The number of baby-friendly companies is rapidly on the rise, said Carla Moquin, founder and president of Parenting in the Workplace Institute, which owns the Babies in the Workplace's website. The website is Moquin's brainchild. She started www.babiesatwork.org in 2007 after she had to return to work early after giving birth to her two daughters.

"I had a lack of options," she said. "That option (bringing her babies to work) could have been huge for me."

In December 2007, Moquin, who now lives in Salt Lake City, founded the institute to provide resources for businesses that wanted to implement a baby-friendly work environment but lacked the resources.

"All of these companies I was finding had done this from scratch," she said. "They had consistent ways to have a successful program but had to reinvent the wheel each time."

Today, the website lists more than 35 states that have a babies in the workplace program.

"Kansas is one of our biggest," Moquin said.

The idea began to catch on in Kansas after Kathleen Sebelius instituted a babies-at-work program at the Kansas Insurance Department in 1996, according to Moquin and previous news articles.

On average, babies come to work with their mothers and fathers until 6 to 8 months of age, or until they begin to crawl, Moquin said.

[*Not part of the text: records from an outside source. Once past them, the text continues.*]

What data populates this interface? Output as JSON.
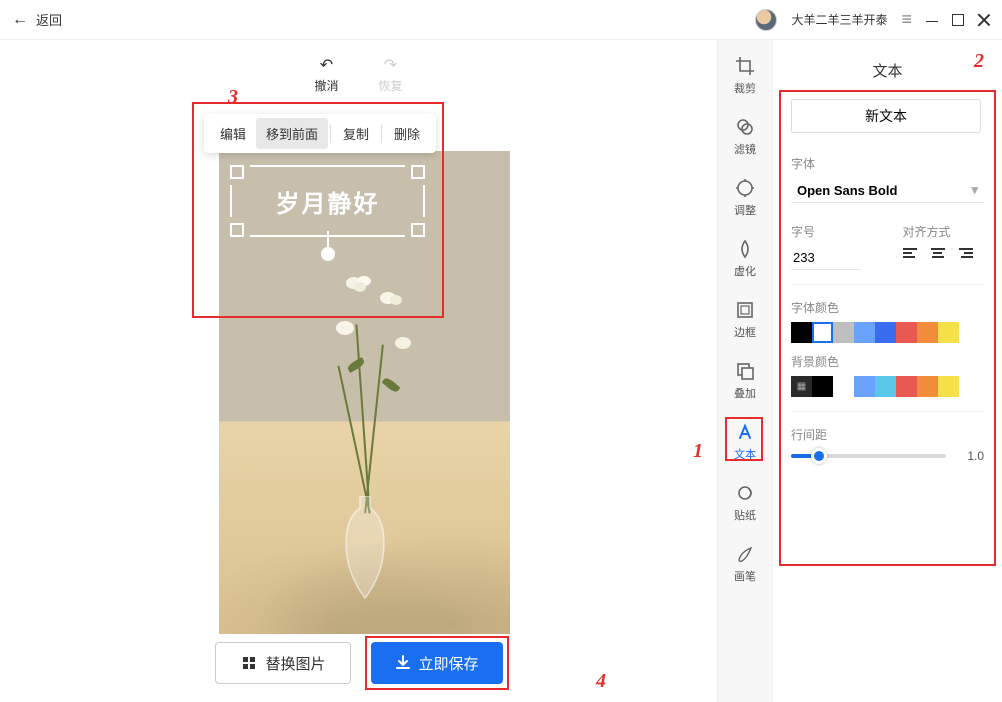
{
  "header": {
    "back": "返回",
    "username": "大羊二羊三羊开泰"
  },
  "undo_label": "撤消",
  "redo_label": "恢复",
  "edit_toolbar": {
    "edit": "编辑",
    "bring_front": "移到前面",
    "copy": "复制",
    "delete": "删除"
  },
  "caption_text": "岁月静好",
  "buttons": {
    "replace_image": "替换图片",
    "save_now": "立即保存"
  },
  "annotations": {
    "n1": "1",
    "n2": "2",
    "n3": "3",
    "n4": "4"
  },
  "tools": {
    "crop": "裁剪",
    "filter": "滤镜",
    "adjust": "调整",
    "blur": "虚化",
    "border": "边框",
    "overlay": "叠加",
    "text": "文本",
    "sticker": "贴纸",
    "brush": "画笔"
  },
  "panel": {
    "title": "文本",
    "new_text": "新文本",
    "font_label": "字体",
    "font_value": "Open Sans Bold",
    "size_label": "字号",
    "size_value": "233",
    "align_label": "对齐方式",
    "font_color_label": "字体颜色",
    "bg_color_label": "背景颜色",
    "line_spacing_label": "行间距",
    "line_spacing_value": "1.0",
    "font_colors": [
      "#000000",
      "#ffffff",
      "#bfbfbf",
      "#6aa2ff",
      "#3a6cf0",
      "#e85a4f",
      "#f08c3a",
      "#f5e04a"
    ],
    "bg_colors": [
      "transparent",
      "#000000",
      "#ffffff",
      "#6aa2ff",
      "#5ac6e8",
      "#e85a4f",
      "#f08c3a",
      "#f5e04a"
    ]
  }
}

"In the workplace, babies overwhelmingly tend to be mellow and highly content," she wrote on the Parenting in the Workplace Institute website. "Within structured programs, a workplace environment contains keys to thriving, happy babies: parental closeness, social interaction, physical contact, highly responsive care and high rates of breastfeeding."

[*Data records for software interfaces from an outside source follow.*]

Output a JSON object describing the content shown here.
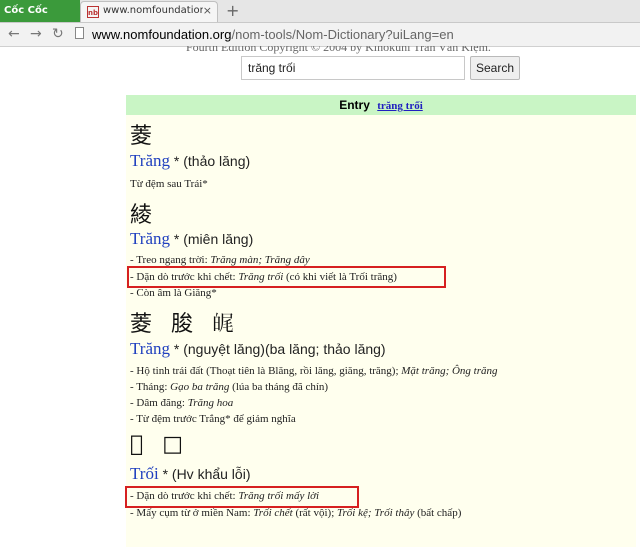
{
  "browser": {
    "logo_text": "Cốc Cốc",
    "tab_title": "www.nomfoundation.org/",
    "tab_favicon_text": "nb",
    "tab_close": "×",
    "new_tab": "+",
    "url_domain": "www.nomfoundation.org",
    "url_path": "/nom-tools/Nom-Dictionary?uiLang=en"
  },
  "page": {
    "covered_text": "Fourth Edition Copyright © 2004 by Kinokuni Trần Văn Kiệm.",
    "search_value": "trăng trối",
    "search_button": "Search",
    "entry_label": "Entry",
    "entry_link": "trăng trối",
    "entries": [
      {
        "han": "菱",
        "word": "Trăng",
        "gloss": "* (thảo lăng)",
        "lines": [
          "Từ đệm sau Trái*"
        ]
      },
      {
        "han": "綾",
        "word": "Trăng",
        "gloss": "* (miên lăng)",
        "l1_pre": "- Treo ngang trời: ",
        "l1_it": "Trăng màn; Trăng dây",
        "l2_pre": "- Dặn dò trước khi chết: ",
        "l2_it": "Trăng trối",
        "l2_post": " (có khi viết là Trối trăng)",
        "l3": "- Còn âm là Giăng*"
      },
      {
        "han": "菱 朘 𤽶",
        "word": "Trăng",
        "gloss": "* (nguyệt lăng)(ba lăng; thảo lăng)",
        "l1_pre": "- Hộ tinh trái đất (Thoạt tiên là Blăng, rồi lăng, giăng, trăng); ",
        "l1_it": "Mặt trăng; Ông trăng",
        "l2_pre": "- Tháng: ",
        "l2_it": "Gạo ba trăng",
        "l2_post": " (lúa ba tháng đã chín)",
        "l3_pre": "- Dâm đãng: ",
        "l3_it": "Trăng hoa",
        "l4": "- Từ đệm trước Trắng* để giảm nghĩa"
      },
      {
        "han": "𠿯 □",
        "word": "Trối",
        "gloss": "* (Hv khẩu lỗi)",
        "l1_pre": "- Dặn dò trước khi chết: ",
        "l1_it": "Trăng trối mấy lời",
        "l2_pre": "- Mấy cụm từ ở miền Nam: ",
        "l2_it": "Trối chết",
        "l2_mid": " (rất vội); ",
        "l2_it2": "Trối kệ; Trối thây",
        "l2_post": " (bất chấp)"
      }
    ]
  },
  "colors": {
    "highlight": "#d62020",
    "entry_header_bg": "#c9f5c5",
    "panel_bg": "#ffffee",
    "headword": "#1f3fbf"
  }
}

There are a variety of businesses across the United States that take part in baby-friendly workplaces, including offices, credit unions, legal offices, call centers, state and federal employers, school districts and retail stores, Moquin said.

"It is a wider range than what people think," she said. "With bank tellers, it would appear on first glance that it wouldn't work, but in practice, it is very successful. The babies have all of these different people to interact with. Babies actually attract customers. Customers will intentionally choose a longer line so they can see a baby when they get to the front. It makes it so much easier for women who are breastfeeding, too. I would say 90 to 95 percent of the mothers who do this are breastfeeding."

Lorrie Weber, corporate human resource manager for M-C Industries Inc. in Topeka, said she attended a human resource management meeting and learned about the idea from Sebelius.

"I tweaked it and customized it for us," she said.

M-C Industries started its Infants-at-Work program in December 2002. Employees are allowed to bring their babies to work until the child reaches the age of 4 months, Weber said.

"It has been wonderful," she said. "There have been some wonderful benefits. Women are great at multitasking. The really amazing, positive benefit is that co-workers become more than that. These are people they hand their infant to. We get a lot of good feedback from applicants and customers that they think it is very progressive."

Employees at M-C Industries and SRS who take part in the programs must have back-up caregivers for their child in case the worker needs to use the restroom, step away from their desk or attend a meeting.

More than 20 people have taken advantage of the M-C Industries program. There have been more than 120 people who have used the SRS program.

"We have never had to fire a baby," Weber said, jokingly. "But we do celebrate their retirements."

Six-month-old Lillian Wiedwald on Nov. 19 celebrated her retirement. She has spent nearly every day of the workweek happily bouncing beside her mother, sitting in her swing or sleeping.

"I'm probably going to cry," Eileen Wiedwald said the day before her daughter's going-away party. "She will go to day care with her brother. It's going to be an adjustment for her."

It also will an adjustment for Wiedwald's co-workers, who are used to being able to pop into Wiedwald's cubicle and see a smiling Lillian.

But Wiedwald and other co-workers already have signed up to be baby sitters for the next parents who decide to take part in the program.

"We have had as many as nine babies at one time," she said. "And several people are expecting."